App and web page records:

**********

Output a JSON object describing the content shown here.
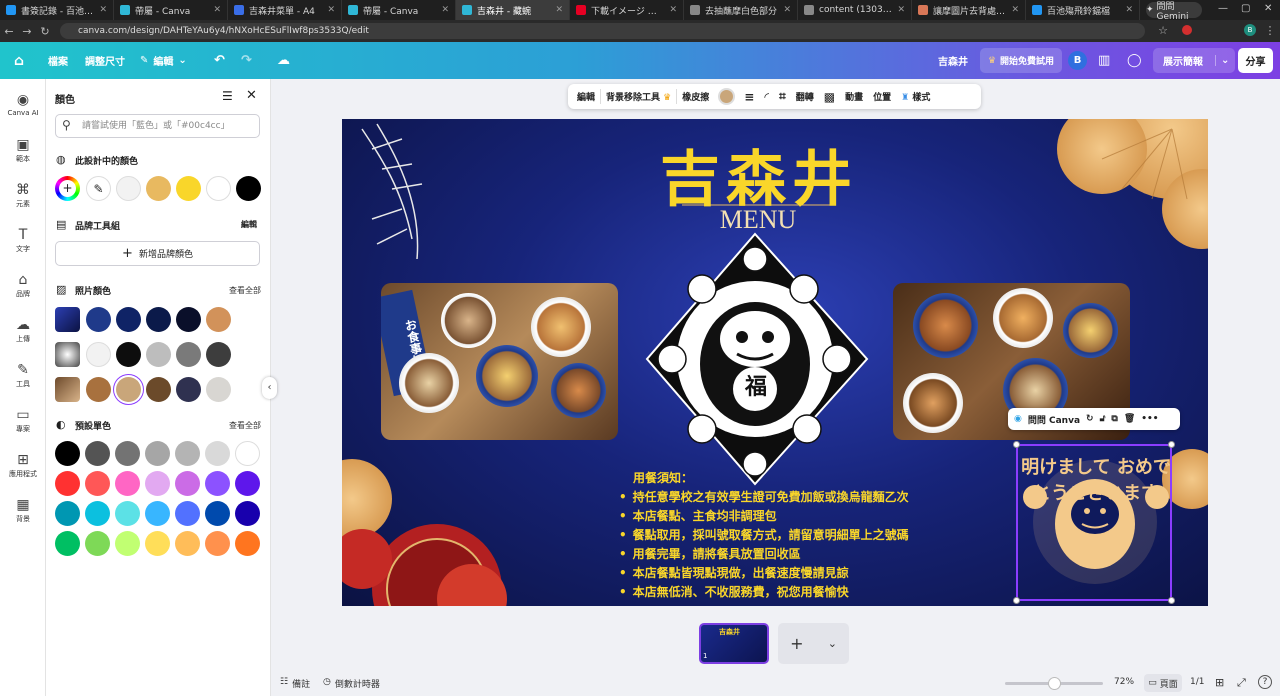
{
  "browser": {
    "tabs": [
      {
        "label": "書簽記錄 - 百池殤飛鈴鐺檔",
        "color": "#2196f3"
      },
      {
        "label": "帶屬 - Canva",
        "color": "#2fb7d6"
      },
      {
        "label": "吉森井菜單 - A4",
        "color": "#3a6ee8"
      },
      {
        "label": "帶屬 - Canva",
        "color": "#2fb7d6"
      },
      {
        "label": "吉森井 - 藏蜿",
        "color": "#2fb7d6",
        "active": true
      },
      {
        "label": "下載イメージ 上的 Pin",
        "color": "#e60023"
      },
      {
        "label": "去抽蘸摩白色部分",
        "color": "#888888"
      },
      {
        "label": "content (1303×1207)",
        "color": "#888888"
      },
      {
        "label": "讓摩圖片去背處理 - Claude",
        "color": "#d97757"
      },
      {
        "label": "百池殤飛鈴鐺檔",
        "color": "#2196f3"
      }
    ],
    "gemini": "問問 Gemini",
    "url": "canva.com/design/DAHTeYAu6y4/hNXoHcESuFlIwf8ps3533Q/edit"
  },
  "topbar": {
    "file": "檔案",
    "resize": "調整尺寸",
    "edit": "編輯",
    "title": "吉森井",
    "trial": "開始免費試用",
    "avatar": "B",
    "present": "展示簡報",
    "share": "分享"
  },
  "rail": [
    {
      "label": "Canva AI",
      "icon": "◉"
    },
    {
      "label": "範本",
      "icon": "▣"
    },
    {
      "label": "元素",
      "icon": "⌘"
    },
    {
      "label": "文字",
      "icon": "T"
    },
    {
      "label": "品牌",
      "icon": "⌂"
    },
    {
      "label": "上傳",
      "icon": "☁"
    },
    {
      "label": "工具",
      "icon": "✎"
    },
    {
      "label": "專案",
      "icon": "▭"
    },
    {
      "label": "應用程式",
      "icon": "⊞"
    },
    {
      "label": "背景",
      "icon": "▦"
    }
  ],
  "panel": {
    "title": "顏色",
    "search_placeholder": "請嘗試使用「藍色」或「#00c4cc」",
    "design_colors_title": "此設計中的顏色",
    "design_colors": [
      "#f2f2f2",
      "#e8b960",
      "#f9d62a",
      "#ffffff",
      "#000000"
    ],
    "brand_kit_title": "品牌工具組",
    "brand_kit_edit": "編輯",
    "add_brand_color": "新增品牌顏色",
    "photo_colors_title": "照片顏色",
    "photo_colors_all": "查看全部",
    "photo_rows": [
      [
        "#1f3a8a",
        "#0f2366",
        "#0b1a4a",
        "#0a0f2a",
        "#d2925a"
      ],
      [
        "#f2f2f2",
        "#0d0d0d",
        "#bdbdbd",
        "#7a7a7a",
        "#3d3d3d"
      ],
      [
        "#a8713e",
        "#c9a67a",
        "#6b4a2a",
        "#2f3150",
        "#d8d6d2"
      ]
    ],
    "default_colors_title": "預設單色",
    "default_colors_all": "查看全部",
    "default_rows": [
      [
        "#000000",
        "#545454",
        "#737373",
        "#a6a6a6",
        "#b4b4b4",
        "#d9d9d9",
        "#ffffff"
      ],
      [
        "#ff3131",
        "#ff5757",
        "#ff66c4",
        "#e2a9f1",
        "#cb6ce6",
        "#8c52ff",
        "#5e17eb"
      ],
      [
        "#0097b2",
        "#0cc0df",
        "#5ce1e6",
        "#38b6ff",
        "#5271ff",
        "#004aad",
        "#1800ad"
      ],
      [
        "#00bf63",
        "#7ed957",
        "#c1ff72",
        "#ffde59",
        "#ffbd59",
        "#ff914d",
        "#ff751f"
      ]
    ]
  },
  "context_toolbar": {
    "edit": "編輯",
    "bg_remove": "背景移除工具",
    "eraser": "橡皮擦",
    "flip": "翻轉",
    "animate": "動畫",
    "position": "位置",
    "style": "樣式"
  },
  "design": {
    "title": "吉森井",
    "menu": "MENU",
    "fu": "福",
    "notes_title": "用餐須知：",
    "notes": [
      "持任意學校之有效學生證可免費加飯或換烏龍麵乙次",
      "本店餐點、主食均非調理包",
      "餐點取用，採叫號取餐方式，請留意明細單上之號碼",
      "用餐完畢，請將餐具放置回收區",
      "本店餐點皆現點現做，出餐速度慢請見諒",
      "本店無低消、不收服務費，祝您用餐愉快"
    ],
    "sticker_text": "明けまして おめでとうございます",
    "photo_sign": "お食事処"
  },
  "selection": {
    "ask": "問問 Canva"
  },
  "bottom": {
    "notes": "備註",
    "timer": "倒數計時器",
    "zoom": "72%",
    "pages_label": "頁面",
    "page_count": "1/1",
    "thumb_num": "1"
  }
}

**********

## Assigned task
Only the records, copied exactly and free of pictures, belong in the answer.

## Output of the task
Output a JSON object describing the content shown here.
{
  "browser": {
    "tabs": [
      {
        "label": "書簽記錄 - 百池殤飛鈴鐺檔",
        "color": "#2196f3"
      },
      {
        "label": "帶屬 - Canva",
        "color": "#2fb7d6"
      },
      {
        "label": "吉森井菜單 - A4",
        "color": "#3a6ee8"
      },
      {
        "label": "帶屬 - Canva",
        "color": "#2fb7d6"
      },
      {
        "label": "吉森井 - 藏蜿",
        "color": "#2fb7d6",
        "active": true
      },
      {
        "label": "下載イメージ 上的 Pin",
        "color": "#e60023"
      },
      {
        "label": "去抽蘸摩白色部分",
        "color": "#888888"
      },
      {
        "label": "content (1303×1207)",
        "color": "#888888"
      },
      {
        "label": "讓摩圖片去背處理 - Claude",
        "color": "#d97757"
      },
      {
        "label": "百池殤飛鈴鐺檔",
        "color": "#2196f3"
      }
    ],
    "gemini": "問問 Gemini",
    "url": "canva.com/design/DAHTeYAu6y4/hNXoHcESuFlIwf8ps3533Q/edit"
  },
  "topbar": {
    "file": "檔案",
    "resize": "調整尺寸",
    "edit": "編輯",
    "title": "吉森井",
    "trial": "開始免費試用",
    "avatar": "B",
    "present": "展示簡報",
    "share": "分享"
  },
  "rail": [
    {
      "label": "Canva AI",
      "icon": "◉"
    },
    {
      "label": "範本",
      "icon": "▣"
    },
    {
      "label": "元素",
      "icon": "⌘"
    },
    {
      "label": "文字",
      "icon": "T"
    },
    {
      "label": "品牌",
      "icon": "⌂"
    },
    {
      "label": "上傳",
      "icon": "☁"
    },
    {
      "label": "工具",
      "icon": "✎"
    },
    {
      "label": "專案",
      "icon": "▭"
    },
    {
      "label": "應用程式",
      "icon": "⊞"
    },
    {
      "label": "背景",
      "icon": "▦"
    }
  ],
  "panel": {
    "title": "顏色",
    "search_placeholder": "請嘗試使用「藍色」或「#00c4cc」",
    "design_colors_title": "此設計中的顏色",
    "design_colors": [
      "#f2f2f2",
      "#e8b960",
      "#f9d62a",
      "#ffffff",
      "#000000"
    ],
    "brand_kit_title": "品牌工具組",
    "brand_kit_edit": "編輯",
    "add_brand_color": "新增品牌顏色",
    "photo_colors_title": "照片顏色",
    "photo_colors_all": "查看全部",
    "photo_rows": [
      [
        "#1f3a8a",
        "#0f2366",
        "#0b1a4a",
        "#0a0f2a",
        "#d2925a"
      ],
      [
        "#f2f2f2",
        "#0d0d0d",
        "#bdbdbd",
        "#7a7a7a",
        "#3d3d3d"
      ],
      [
        "#a8713e",
        "#c9a67a",
        "#6b4a2a",
        "#2f3150",
        "#d8d6d2"
      ]
    ],
    "default_colors_title": "預設單色",
    "default_colors_all": "查看全部",
    "default_rows": [
      [
        "#000000",
        "#545454",
        "#737373",
        "#a6a6a6",
        "#b4b4b4",
        "#d9d9d9",
        "#ffffff"
      ],
      [
        "#ff3131",
        "#ff5757",
        "#ff66c4",
        "#e2a9f1",
        "#cb6ce6",
        "#8c52ff",
        "#5e17eb"
      ],
      [
        "#0097b2",
        "#0cc0df",
        "#5ce1e6",
        "#38b6ff",
        "#5271ff",
        "#004aad",
        "#1800ad"
      ],
      [
        "#00bf63",
        "#7ed957",
        "#c1ff72",
        "#ffde59",
        "#ffbd59",
        "#ff914d",
        "#ff751f"
      ]
    ]
  },
  "context_toolbar": {
    "edit": "編輯",
    "bg_remove": "背景移除工具",
    "eraser": "橡皮擦",
    "flip": "翻轉",
    "animate": "動畫",
    "position": "位置",
    "style": "樣式"
  },
  "design": {
    "title": "吉森井",
    "menu": "MENU",
    "fu": "福",
    "notes_title": "用餐須知：",
    "notes": [
      "持任意學校之有效學生證可免費加飯或換烏龍麵乙次",
      "本店餐點、主食均非調理包",
      "餐點取用，採叫號取餐方式，請留意明細單上之號碼",
      "用餐完畢，請將餐具放置回收區",
      "本店餐點皆現點現做，出餐速度慢請見諒",
      "本店無低消、不收服務費，祝您用餐愉快"
    ],
    "sticker_text": "明けまして おめでとうございます",
    "photo_sign": "お食事処"
  },
  "selection": {
    "ask": "問問 Canva"
  },
  "bottom": {
    "notes": "備註",
    "timer": "倒數計時器",
    "zoom": "72%",
    "pages_label": "頁面",
    "page_count": "1/1",
    "thumb_num": "1"
  }
}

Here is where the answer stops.